== Segment start ==

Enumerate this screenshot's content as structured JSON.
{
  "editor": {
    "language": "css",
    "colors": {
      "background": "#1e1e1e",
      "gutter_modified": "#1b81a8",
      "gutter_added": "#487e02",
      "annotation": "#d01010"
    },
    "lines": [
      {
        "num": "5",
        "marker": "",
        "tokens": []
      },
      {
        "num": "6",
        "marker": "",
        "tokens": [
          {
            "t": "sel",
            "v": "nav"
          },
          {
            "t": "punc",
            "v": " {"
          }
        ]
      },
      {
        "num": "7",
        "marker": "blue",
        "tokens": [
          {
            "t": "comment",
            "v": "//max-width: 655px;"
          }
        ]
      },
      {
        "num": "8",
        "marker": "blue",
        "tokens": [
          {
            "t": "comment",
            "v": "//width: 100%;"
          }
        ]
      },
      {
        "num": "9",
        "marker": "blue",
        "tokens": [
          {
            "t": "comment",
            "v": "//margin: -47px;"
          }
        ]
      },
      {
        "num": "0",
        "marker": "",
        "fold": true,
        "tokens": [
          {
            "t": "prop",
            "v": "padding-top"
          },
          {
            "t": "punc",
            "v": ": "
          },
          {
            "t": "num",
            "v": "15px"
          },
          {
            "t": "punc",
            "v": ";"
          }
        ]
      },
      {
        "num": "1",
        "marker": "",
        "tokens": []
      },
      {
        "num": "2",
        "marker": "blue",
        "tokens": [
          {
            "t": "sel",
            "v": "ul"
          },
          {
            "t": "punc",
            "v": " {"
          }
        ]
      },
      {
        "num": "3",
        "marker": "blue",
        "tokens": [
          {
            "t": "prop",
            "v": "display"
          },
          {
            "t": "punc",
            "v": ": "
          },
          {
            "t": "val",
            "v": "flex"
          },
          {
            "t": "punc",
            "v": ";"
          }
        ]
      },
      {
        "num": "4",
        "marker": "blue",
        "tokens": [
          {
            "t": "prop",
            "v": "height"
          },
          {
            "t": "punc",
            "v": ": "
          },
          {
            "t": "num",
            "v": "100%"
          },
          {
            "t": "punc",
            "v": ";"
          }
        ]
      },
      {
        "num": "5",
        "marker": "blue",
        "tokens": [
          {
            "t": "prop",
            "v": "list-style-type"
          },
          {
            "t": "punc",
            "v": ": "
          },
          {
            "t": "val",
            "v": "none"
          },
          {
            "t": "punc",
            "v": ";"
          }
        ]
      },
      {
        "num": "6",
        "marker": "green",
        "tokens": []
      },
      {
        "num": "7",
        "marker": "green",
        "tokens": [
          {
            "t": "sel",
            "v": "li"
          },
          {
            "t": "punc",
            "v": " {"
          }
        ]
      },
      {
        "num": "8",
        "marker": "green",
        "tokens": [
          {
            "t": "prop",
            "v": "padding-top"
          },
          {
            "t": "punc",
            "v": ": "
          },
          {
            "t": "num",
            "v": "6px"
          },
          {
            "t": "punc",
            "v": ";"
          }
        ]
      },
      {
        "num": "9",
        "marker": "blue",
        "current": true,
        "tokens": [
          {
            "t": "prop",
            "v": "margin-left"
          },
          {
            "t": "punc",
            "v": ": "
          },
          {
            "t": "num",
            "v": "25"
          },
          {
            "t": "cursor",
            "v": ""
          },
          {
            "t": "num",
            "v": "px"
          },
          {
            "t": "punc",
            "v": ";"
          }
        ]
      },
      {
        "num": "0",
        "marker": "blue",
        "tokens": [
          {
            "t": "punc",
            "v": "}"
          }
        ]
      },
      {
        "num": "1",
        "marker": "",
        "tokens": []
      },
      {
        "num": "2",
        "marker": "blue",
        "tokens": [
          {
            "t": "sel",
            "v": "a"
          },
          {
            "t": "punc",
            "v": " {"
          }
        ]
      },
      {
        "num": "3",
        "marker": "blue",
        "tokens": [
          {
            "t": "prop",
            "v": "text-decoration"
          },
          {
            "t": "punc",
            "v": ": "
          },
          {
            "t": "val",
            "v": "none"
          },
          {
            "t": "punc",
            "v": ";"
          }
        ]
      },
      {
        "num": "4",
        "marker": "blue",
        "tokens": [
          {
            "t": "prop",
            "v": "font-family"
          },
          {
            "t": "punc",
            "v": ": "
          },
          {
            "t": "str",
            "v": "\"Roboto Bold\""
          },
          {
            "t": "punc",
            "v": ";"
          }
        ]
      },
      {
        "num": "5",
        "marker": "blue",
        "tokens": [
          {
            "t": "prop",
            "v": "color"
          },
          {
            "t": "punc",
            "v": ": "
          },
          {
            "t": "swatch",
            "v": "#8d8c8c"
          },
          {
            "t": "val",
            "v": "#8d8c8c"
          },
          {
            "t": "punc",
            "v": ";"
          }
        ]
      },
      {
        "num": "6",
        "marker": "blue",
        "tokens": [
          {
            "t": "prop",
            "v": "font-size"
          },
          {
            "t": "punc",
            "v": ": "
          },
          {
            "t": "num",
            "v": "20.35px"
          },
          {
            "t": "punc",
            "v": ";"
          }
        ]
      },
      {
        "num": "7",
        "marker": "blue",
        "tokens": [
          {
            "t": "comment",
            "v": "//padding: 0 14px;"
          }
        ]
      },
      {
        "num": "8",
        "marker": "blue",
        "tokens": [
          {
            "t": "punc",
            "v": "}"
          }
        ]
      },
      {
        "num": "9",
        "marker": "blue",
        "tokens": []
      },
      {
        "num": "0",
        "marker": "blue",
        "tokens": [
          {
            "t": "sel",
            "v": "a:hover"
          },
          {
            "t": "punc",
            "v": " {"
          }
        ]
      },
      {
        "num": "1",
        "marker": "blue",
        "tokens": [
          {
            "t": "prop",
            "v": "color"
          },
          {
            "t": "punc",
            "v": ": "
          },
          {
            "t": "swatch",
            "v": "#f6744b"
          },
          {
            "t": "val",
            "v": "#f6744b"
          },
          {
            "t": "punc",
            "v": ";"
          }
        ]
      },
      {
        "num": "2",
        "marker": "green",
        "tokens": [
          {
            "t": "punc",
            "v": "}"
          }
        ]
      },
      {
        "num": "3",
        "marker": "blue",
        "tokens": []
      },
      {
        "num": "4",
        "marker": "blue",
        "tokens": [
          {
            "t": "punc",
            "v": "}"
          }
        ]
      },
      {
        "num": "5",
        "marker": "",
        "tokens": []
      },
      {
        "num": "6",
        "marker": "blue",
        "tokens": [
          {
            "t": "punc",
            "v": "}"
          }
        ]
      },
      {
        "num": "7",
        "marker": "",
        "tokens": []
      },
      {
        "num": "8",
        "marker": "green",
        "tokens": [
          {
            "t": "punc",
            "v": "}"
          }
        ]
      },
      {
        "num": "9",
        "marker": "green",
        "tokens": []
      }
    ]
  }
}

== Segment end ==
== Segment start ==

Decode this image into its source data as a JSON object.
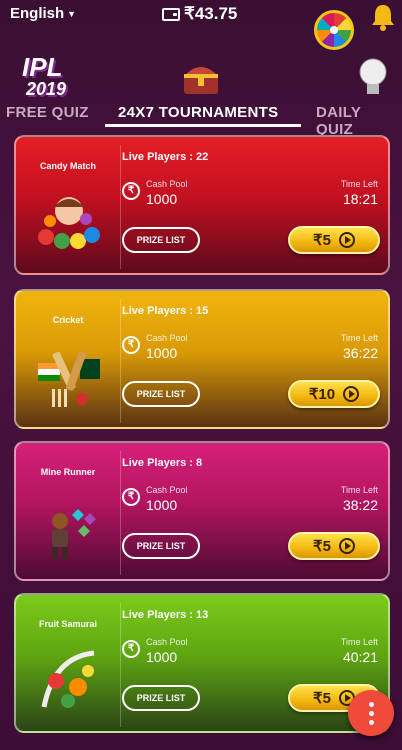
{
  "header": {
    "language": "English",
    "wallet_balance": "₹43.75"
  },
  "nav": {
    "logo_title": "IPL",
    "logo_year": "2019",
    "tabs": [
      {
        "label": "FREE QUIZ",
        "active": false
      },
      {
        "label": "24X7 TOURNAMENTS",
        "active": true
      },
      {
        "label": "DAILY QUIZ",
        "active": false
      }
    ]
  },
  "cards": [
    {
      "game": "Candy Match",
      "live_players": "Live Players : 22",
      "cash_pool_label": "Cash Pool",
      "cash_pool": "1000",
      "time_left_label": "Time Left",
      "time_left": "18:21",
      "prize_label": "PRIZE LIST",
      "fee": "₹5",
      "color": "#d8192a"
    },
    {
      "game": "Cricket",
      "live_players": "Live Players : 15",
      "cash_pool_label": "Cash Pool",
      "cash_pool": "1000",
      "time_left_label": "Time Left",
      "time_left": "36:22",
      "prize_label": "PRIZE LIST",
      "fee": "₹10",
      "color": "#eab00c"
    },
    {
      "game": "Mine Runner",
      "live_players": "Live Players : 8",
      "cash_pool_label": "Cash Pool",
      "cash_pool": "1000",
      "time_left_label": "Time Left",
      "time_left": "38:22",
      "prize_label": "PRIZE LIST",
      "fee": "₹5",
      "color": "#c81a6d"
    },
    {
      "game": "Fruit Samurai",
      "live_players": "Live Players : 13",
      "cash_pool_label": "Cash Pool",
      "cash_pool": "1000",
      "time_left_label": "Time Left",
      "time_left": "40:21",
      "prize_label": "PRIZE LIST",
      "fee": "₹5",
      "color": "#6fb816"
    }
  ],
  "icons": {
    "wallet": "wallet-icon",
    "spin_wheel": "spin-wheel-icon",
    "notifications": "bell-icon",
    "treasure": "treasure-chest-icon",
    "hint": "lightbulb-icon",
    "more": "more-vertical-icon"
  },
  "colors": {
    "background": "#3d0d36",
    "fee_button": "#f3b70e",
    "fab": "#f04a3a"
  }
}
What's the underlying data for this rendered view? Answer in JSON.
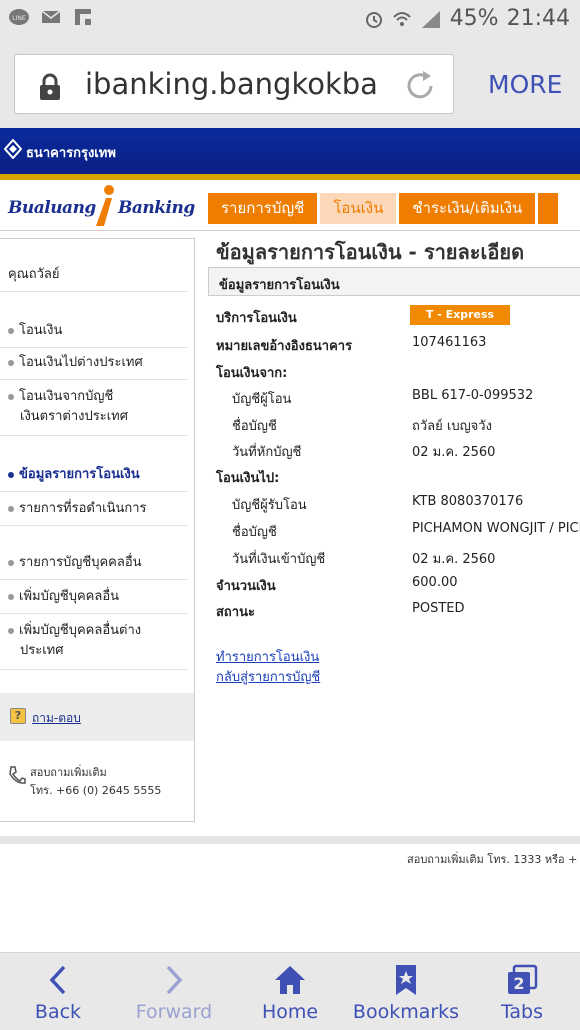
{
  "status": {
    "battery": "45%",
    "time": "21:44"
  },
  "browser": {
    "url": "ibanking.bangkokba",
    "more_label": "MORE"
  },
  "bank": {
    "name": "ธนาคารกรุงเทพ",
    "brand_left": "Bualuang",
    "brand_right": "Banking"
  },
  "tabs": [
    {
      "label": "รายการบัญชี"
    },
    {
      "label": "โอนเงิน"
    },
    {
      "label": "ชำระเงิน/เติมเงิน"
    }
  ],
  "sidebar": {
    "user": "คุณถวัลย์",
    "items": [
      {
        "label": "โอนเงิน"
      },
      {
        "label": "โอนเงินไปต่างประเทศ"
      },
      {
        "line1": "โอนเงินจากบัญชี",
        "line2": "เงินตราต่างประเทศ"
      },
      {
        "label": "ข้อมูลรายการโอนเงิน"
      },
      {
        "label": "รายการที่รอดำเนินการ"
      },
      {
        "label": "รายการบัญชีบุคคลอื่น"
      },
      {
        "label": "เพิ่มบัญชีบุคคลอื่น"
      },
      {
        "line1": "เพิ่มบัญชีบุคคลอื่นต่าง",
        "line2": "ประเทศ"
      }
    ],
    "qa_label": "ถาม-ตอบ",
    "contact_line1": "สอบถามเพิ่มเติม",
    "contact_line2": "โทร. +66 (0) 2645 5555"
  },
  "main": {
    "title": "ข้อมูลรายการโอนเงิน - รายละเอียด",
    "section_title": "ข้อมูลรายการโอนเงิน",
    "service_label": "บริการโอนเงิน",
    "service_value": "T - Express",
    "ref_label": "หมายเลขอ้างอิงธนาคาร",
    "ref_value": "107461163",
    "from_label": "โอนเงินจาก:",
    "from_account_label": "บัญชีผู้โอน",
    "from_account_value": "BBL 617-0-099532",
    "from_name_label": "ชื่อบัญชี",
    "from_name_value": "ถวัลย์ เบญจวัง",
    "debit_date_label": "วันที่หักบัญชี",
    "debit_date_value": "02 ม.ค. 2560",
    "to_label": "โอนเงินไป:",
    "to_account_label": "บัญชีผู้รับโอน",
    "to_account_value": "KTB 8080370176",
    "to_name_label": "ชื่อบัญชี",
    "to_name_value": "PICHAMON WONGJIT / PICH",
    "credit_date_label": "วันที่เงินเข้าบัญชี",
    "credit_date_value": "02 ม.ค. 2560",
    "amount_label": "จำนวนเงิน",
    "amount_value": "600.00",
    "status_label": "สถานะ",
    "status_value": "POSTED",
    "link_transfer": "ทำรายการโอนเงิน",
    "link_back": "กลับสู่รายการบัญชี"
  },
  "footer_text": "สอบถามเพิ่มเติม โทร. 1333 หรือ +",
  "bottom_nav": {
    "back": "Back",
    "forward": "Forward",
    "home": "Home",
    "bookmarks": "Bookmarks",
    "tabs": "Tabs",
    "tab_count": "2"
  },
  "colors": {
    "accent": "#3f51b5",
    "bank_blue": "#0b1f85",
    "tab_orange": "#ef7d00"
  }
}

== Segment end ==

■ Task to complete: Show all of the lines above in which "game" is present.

■ Result for this exercise:
      "game": "Candy Match",
      "game": "Cricket",
      "game": "Mine Runner",
      "game": "Fruit Samurai",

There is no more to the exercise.